# Assignment
Using the data that follows, report how many lines include "caption"; output no other text.

(Page and application data records)
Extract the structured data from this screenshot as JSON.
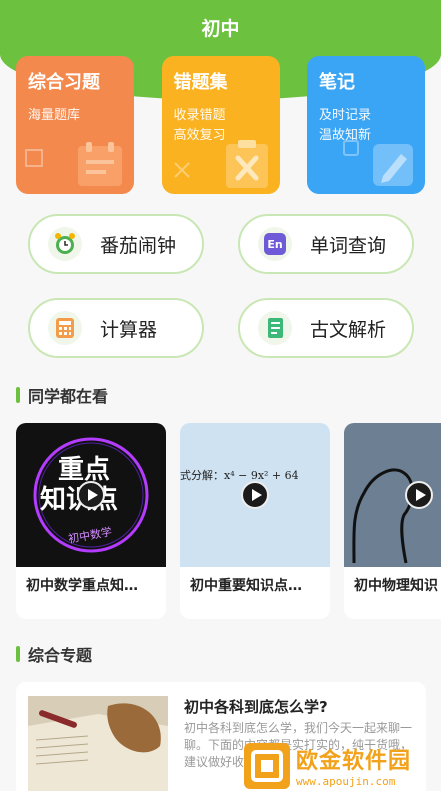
{
  "header": {
    "title": "初中"
  },
  "cards": [
    {
      "title": "综合习题",
      "lines": [
        "海量题库"
      ],
      "color": "#f4894d"
    },
    {
      "title": "错题集",
      "lines": [
        "收录错题",
        "高效复习"
      ],
      "color": "#fbb221"
    },
    {
      "title": "笔记",
      "lines": [
        "及时记录",
        "温故知新"
      ],
      "color": "#3ba5f5"
    }
  ],
  "tools": [
    {
      "label": "番茄闹钟",
      "icon": "alarm-clock-icon"
    },
    {
      "label": "单词查询",
      "icon": "en-dictionary-icon",
      "icon_text": "En"
    },
    {
      "label": "计算器",
      "icon": "calculator-icon"
    },
    {
      "label": "古文解析",
      "icon": "book-icon"
    }
  ],
  "section_watching": {
    "title": "同学都在看"
  },
  "videos": [
    {
      "caption": "初中数学重点知…",
      "thumb_line1": "重点",
      "thumb_line2": "知识点",
      "thumb_tag": "初中数学"
    },
    {
      "caption": "初中重要知识点…",
      "thumb_text": "式分解：x⁴ − 9x² + 64"
    },
    {
      "caption": "初中物理知识"
    }
  ],
  "section_topics": {
    "title": "综合专题"
  },
  "articles": [
    {
      "title": "初中各科到底怎么学?",
      "body": "初中各科到底怎么学，我们今天一起来聊一聊。下面的内容都是实打实的，纯干货哦，建议做好收藏"
    }
  ],
  "watermark": {
    "name": "欧金软件园",
    "url": "www.apoujin.com"
  }
}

# Result of the exercise
3